Segment Start: Dataset extract
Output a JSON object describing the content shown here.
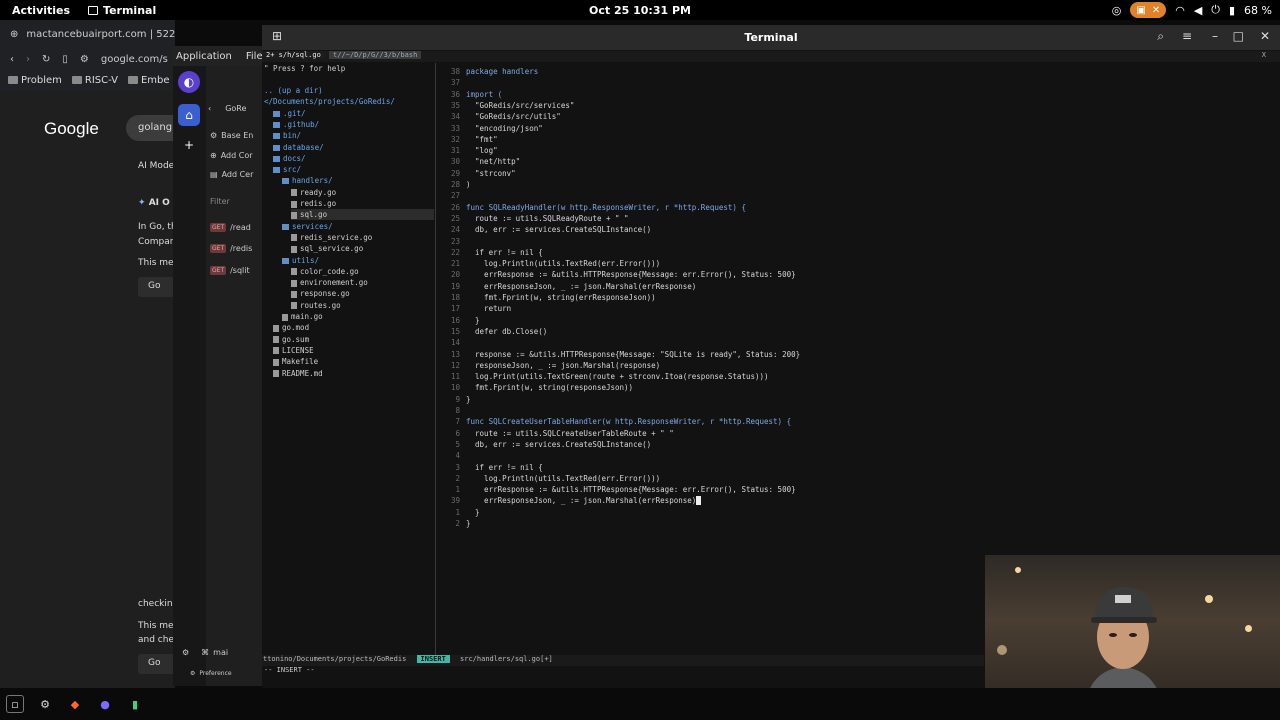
{
  "topbar": {
    "activities": "Activities",
    "app_name": "Terminal",
    "clock": "Oct 25  10:31 PM",
    "battery": "68 %"
  },
  "browser": {
    "tab_title": "mactancebuairport.com | 522",
    "url": "google.com/s",
    "bookmarks": [
      "Problem",
      "RISC-V",
      "Embe"
    ],
    "google_logo": "Google",
    "search_text": "golang",
    "ai_mode": "AI Mode",
    "ai_overview": "AI O",
    "texts": [
      "In Go, th",
      "Compar",
      "This me",
      "checkin",
      "This me",
      "and che"
    ],
    "go_label": "Go"
  },
  "postman": {
    "menu": [
      "Application",
      "File"
    ],
    "collection": "GoRe",
    "items": [
      "Base En",
      "Add Cor",
      "Add Cer"
    ],
    "filter": "Filter",
    "requests": [
      {
        "method": "GET",
        "path": "/read"
      },
      {
        "method": "GET",
        "path": "/redis"
      },
      {
        "method": "GET",
        "path": "/sqlit"
      }
    ],
    "bottom": [
      "mai",
      "Preference"
    ]
  },
  "terminal": {
    "title": "Terminal",
    "tabline": {
      "active": "2+ s/h/sql.go",
      "other": "t//~/D/p/G//3/b/bash"
    },
    "help_hint": "\" Press ? for help",
    "tree": [
      {
        "text": ".. (up a dir)",
        "kind": "root",
        "indent": 0
      },
      {
        "text": "</Documents/projects/GoRedis/",
        "kind": "root",
        "indent": 0
      },
      {
        "text": ".git/",
        "kind": "dir",
        "indent": 1
      },
      {
        "text": ".github/",
        "kind": "dir",
        "indent": 1
      },
      {
        "text": "bin/",
        "kind": "dir",
        "indent": 1
      },
      {
        "text": "database/",
        "kind": "dir",
        "indent": 1
      },
      {
        "text": "docs/",
        "kind": "dir",
        "indent": 1
      },
      {
        "text": "src/",
        "kind": "dir",
        "indent": 1
      },
      {
        "text": "handlers/",
        "kind": "dir",
        "indent": 2
      },
      {
        "text": "ready.go",
        "kind": "file",
        "indent": 3
      },
      {
        "text": "redis.go",
        "kind": "file",
        "indent": 3
      },
      {
        "text": "sql.go",
        "kind": "file",
        "indent": 3,
        "selected": true
      },
      {
        "text": "services/",
        "kind": "dir",
        "indent": 2
      },
      {
        "text": "redis_service.go",
        "kind": "file",
        "indent": 3
      },
      {
        "text": "sql_service.go",
        "kind": "file",
        "indent": 3
      },
      {
        "text": "utils/",
        "kind": "dir",
        "indent": 2
      },
      {
        "text": "color_code.go",
        "kind": "file",
        "indent": 3
      },
      {
        "text": "environement.go",
        "kind": "file",
        "indent": 3
      },
      {
        "text": "response.go",
        "kind": "file",
        "indent": 3
      },
      {
        "text": "routes.go",
        "kind": "file",
        "indent": 3
      },
      {
        "text": "main.go",
        "kind": "file",
        "indent": 2
      },
      {
        "text": "go.mod",
        "kind": "file",
        "indent": 1
      },
      {
        "text": "go.sum",
        "kind": "file",
        "indent": 1
      },
      {
        "text": "LICENSE",
        "kind": "file",
        "indent": 1
      },
      {
        "text": "Makefile",
        "kind": "file",
        "indent": 1
      },
      {
        "text": "README.md",
        "kind": "file",
        "indent": 1
      }
    ],
    "code": [
      {
        "n": "38",
        "t": "package handlers"
      },
      {
        "n": "37",
        "t": ""
      },
      {
        "n": "36",
        "t": "import ("
      },
      {
        "n": "35",
        "t": "  \"GoRedis/src/services\""
      },
      {
        "n": "34",
        "t": "  \"GoRedis/src/utils\""
      },
      {
        "n": "33",
        "t": "  \"encoding/json\""
      },
      {
        "n": "32",
        "t": "  \"fmt\""
      },
      {
        "n": "31",
        "t": "  \"log\""
      },
      {
        "n": "30",
        "t": "  \"net/http\""
      },
      {
        "n": "29",
        "t": "  \"strconv\""
      },
      {
        "n": "28",
        "t": ")"
      },
      {
        "n": "27",
        "t": ""
      },
      {
        "n": "26",
        "t": "func SQLReadyHandler(w http.ResponseWriter, r *http.Request) {"
      },
      {
        "n": "25",
        "t": "  route := utils.SQLReadyRoute + \" \""
      },
      {
        "n": "24",
        "t": "  db, err := services.CreateSQLInstance()"
      },
      {
        "n": "23",
        "t": ""
      },
      {
        "n": "22",
        "t": "  if err != nil {"
      },
      {
        "n": "21",
        "t": "    log.Println(utils.TextRed(err.Error()))"
      },
      {
        "n": "20",
        "t": "    errResponse := &utils.HTTPResponse{Message: err.Error(), Status: 500}"
      },
      {
        "n": "19",
        "t": "    errResponseJson, _ := json.Marshal(errResponse)"
      },
      {
        "n": "18",
        "t": "    fmt.Fprint(w, string(errResponseJson))"
      },
      {
        "n": "17",
        "t": "    return"
      },
      {
        "n": "16",
        "t": "  }"
      },
      {
        "n": "15",
        "t": "  defer db.Close()"
      },
      {
        "n": "14",
        "t": ""
      },
      {
        "n": "13",
        "t": "  response := &utils.HTTPResponse{Message: \"SQLite is ready\", Status: 200}"
      },
      {
        "n": "12",
        "t": "  responseJson, _ := json.Marshal(response)"
      },
      {
        "n": "11",
        "t": "  log.Print(utils.TextGreen(route + strconv.Itoa(response.Status)))"
      },
      {
        "n": "10",
        "t": "  fmt.Fprint(w, string(responseJson))"
      },
      {
        "n": "9",
        "t": "}"
      },
      {
        "n": "8",
        "t": ""
      },
      {
        "n": "7",
        "t": "func SQLCreateUserTableHandler(w http.ResponseWriter, r *http.Request) {"
      },
      {
        "n": "6",
        "t": "  route := utils.SQLCreateUserTableRoute + \" \""
      },
      {
        "n": "5",
        "t": "  db, err := services.CreateSQLInstance()"
      },
      {
        "n": "4",
        "t": ""
      },
      {
        "n": "3",
        "t": "  if err != nil {"
      },
      {
        "n": "2",
        "t": "    log.Println(utils.TextRed(err.Error()))"
      },
      {
        "n": "1",
        "t": "    errResponse := &utils.HTTPResponse{Message: err.Error(), Status: 500}"
      },
      {
        "n": "39",
        "t": "    errResponseJson, _ := json.Marshal(errResponse)"
      },
      {
        "n": "1",
        "t": "  }"
      },
      {
        "n": "2",
        "t": "}"
      }
    ],
    "status": {
      "path": "ttonino/Documents/projects/GoRedis",
      "mode": "INSERT",
      "file": "src/handlers/sql.go[+]"
    },
    "cmdline": "-- INSERT --"
  },
  "colors": {
    "accent": "#3fb8a8",
    "keyword": "#7fa8e6",
    "dir": "#6aa5e8"
  }
}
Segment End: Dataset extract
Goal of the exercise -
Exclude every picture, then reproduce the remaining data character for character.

Answer space -
Output a JSON object describing the content shown here.
{
  "topbar": {
    "activities": "Activities",
    "app_name": "Terminal",
    "clock": "Oct 25  10:31 PM",
    "battery": "68 %"
  },
  "browser": {
    "tab_title": "mactancebuairport.com | 522",
    "url": "google.com/s",
    "bookmarks": [
      "Problem",
      "RISC-V",
      "Embe"
    ],
    "google_logo": "Google",
    "search_text": "golang",
    "ai_mode": "AI Mode",
    "ai_overview": "AI O",
    "texts": [
      "In Go, th",
      "Compar",
      "This me",
      "checkin",
      "This me",
      "and che"
    ],
    "go_label": "Go"
  },
  "postman": {
    "menu": [
      "Application",
      "File"
    ],
    "collection": "GoRe",
    "items": [
      "Base En",
      "Add Cor",
      "Add Cer"
    ],
    "filter": "Filter",
    "requests": [
      {
        "method": "GET",
        "path": "/read"
      },
      {
        "method": "GET",
        "path": "/redis"
      },
      {
        "method": "GET",
        "path": "/sqlit"
      }
    ],
    "bottom": [
      "mai",
      "Preference"
    ]
  },
  "terminal": {
    "title": "Terminal",
    "tabline": {
      "active": "2+ s/h/sql.go",
      "other": "t//~/D/p/G//3/b/bash"
    },
    "help_hint": "\" Press ? for help",
    "tree": [
      {
        "text": ".. (up a dir)",
        "kind": "root",
        "indent": 0
      },
      {
        "text": "</Documents/projects/GoRedis/",
        "kind": "root",
        "indent": 0
      },
      {
        "text": ".git/",
        "kind": "dir",
        "indent": 1
      },
      {
        "text": ".github/",
        "kind": "dir",
        "indent": 1
      },
      {
        "text": "bin/",
        "kind": "dir",
        "indent": 1
      },
      {
        "text": "database/",
        "kind": "dir",
        "indent": 1
      },
      {
        "text": "docs/",
        "kind": "dir",
        "indent": 1
      },
      {
        "text": "src/",
        "kind": "dir",
        "indent": 1
      },
      {
        "text": "handlers/",
        "kind": "dir",
        "indent": 2
      },
      {
        "text": "ready.go",
        "kind": "file",
        "indent": 3
      },
      {
        "text": "redis.go",
        "kind": "file",
        "indent": 3
      },
      {
        "text": "sql.go",
        "kind": "file",
        "indent": 3,
        "selected": true
      },
      {
        "text": "services/",
        "kind": "dir",
        "indent": 2
      },
      {
        "text": "redis_service.go",
        "kind": "file",
        "indent": 3
      },
      {
        "text": "sql_service.go",
        "kind": "file",
        "indent": 3
      },
      {
        "text": "utils/",
        "kind": "dir",
        "indent": 2
      },
      {
        "text": "color_code.go",
        "kind": "file",
        "indent": 3
      },
      {
        "text": "environement.go",
        "kind": "file",
        "indent": 3
      },
      {
        "text": "response.go",
        "kind": "file",
        "indent": 3
      },
      {
        "text": "routes.go",
        "kind": "file",
        "indent": 3
      },
      {
        "text": "main.go",
        "kind": "file",
        "indent": 2
      },
      {
        "text": "go.mod",
        "kind": "file",
        "indent": 1
      },
      {
        "text": "go.sum",
        "kind": "file",
        "indent": 1
      },
      {
        "text": "LICENSE",
        "kind": "file",
        "indent": 1
      },
      {
        "text": "Makefile",
        "kind": "file",
        "indent": 1
      },
      {
        "text": "README.md",
        "kind": "file",
        "indent": 1
      }
    ],
    "code": [
      {
        "n": "38",
        "t": "package handlers"
      },
      {
        "n": "37",
        "t": ""
      },
      {
        "n": "36",
        "t": "import ("
      },
      {
        "n": "35",
        "t": "  \"GoRedis/src/services\""
      },
      {
        "n": "34",
        "t": "  \"GoRedis/src/utils\""
      },
      {
        "n": "33",
        "t": "  \"encoding/json\""
      },
      {
        "n": "32",
        "t": "  \"fmt\""
      },
      {
        "n": "31",
        "t": "  \"log\""
      },
      {
        "n": "30",
        "t": "  \"net/http\""
      },
      {
        "n": "29",
        "t": "  \"strconv\""
      },
      {
        "n": "28",
        "t": ")"
      },
      {
        "n": "27",
        "t": ""
      },
      {
        "n": "26",
        "t": "func SQLReadyHandler(w http.ResponseWriter, r *http.Request) {"
      },
      {
        "n": "25",
        "t": "  route := utils.SQLReadyRoute + \" \""
      },
      {
        "n": "24",
        "t": "  db, err := services.CreateSQLInstance()"
      },
      {
        "n": "23",
        "t": ""
      },
      {
        "n": "22",
        "t": "  if err != nil {"
      },
      {
        "n": "21",
        "t": "    log.Println(utils.TextRed(err.Error()))"
      },
      {
        "n": "20",
        "t": "    errResponse := &utils.HTTPResponse{Message: err.Error(), Status: 500}"
      },
      {
        "n": "19",
        "t": "    errResponseJson, _ := json.Marshal(errResponse)"
      },
      {
        "n": "18",
        "t": "    fmt.Fprint(w, string(errResponseJson))"
      },
      {
        "n": "17",
        "t": "    return"
      },
      {
        "n": "16",
        "t": "  }"
      },
      {
        "n": "15",
        "t": "  defer db.Close()"
      },
      {
        "n": "14",
        "t": ""
      },
      {
        "n": "13",
        "t": "  response := &utils.HTTPResponse{Message: \"SQLite is ready\", Status: 200}"
      },
      {
        "n": "12",
        "t": "  responseJson, _ := json.Marshal(response)"
      },
      {
        "n": "11",
        "t": "  log.Print(utils.TextGreen(route + strconv.Itoa(response.Status)))"
      },
      {
        "n": "10",
        "t": "  fmt.Fprint(w, string(responseJson))"
      },
      {
        "n": "9",
        "t": "}"
      },
      {
        "n": "8",
        "t": ""
      },
      {
        "n": "7",
        "t": "func SQLCreateUserTableHandler(w http.ResponseWriter, r *http.Request) {"
      },
      {
        "n": "6",
        "t": "  route := utils.SQLCreateUserTableRoute + \" \""
      },
      {
        "n": "5",
        "t": "  db, err := services.CreateSQLInstance()"
      },
      {
        "n": "4",
        "t": ""
      },
      {
        "n": "3",
        "t": "  if err != nil {"
      },
      {
        "n": "2",
        "t": "    log.Println(utils.TextRed(err.Error()))"
      },
      {
        "n": "1",
        "t": "    errResponse := &utils.HTTPResponse{Message: err.Error(), Status: 500}"
      },
      {
        "n": "39",
        "t": "    errResponseJson, _ := json.Marshal(errResponse)"
      },
      {
        "n": "1",
        "t": "  }"
      },
      {
        "n": "2",
        "t": "}"
      }
    ],
    "status": {
      "path": "ttonino/Documents/projects/GoRedis",
      "mode": "INSERT",
      "file": "src/handlers/sql.go[+]"
    },
    "cmdline": "-- INSERT --"
  },
  "colors": {
    "accent": "#3fb8a8",
    "keyword": "#7fa8e6",
    "dir": "#6aa5e8"
  }
}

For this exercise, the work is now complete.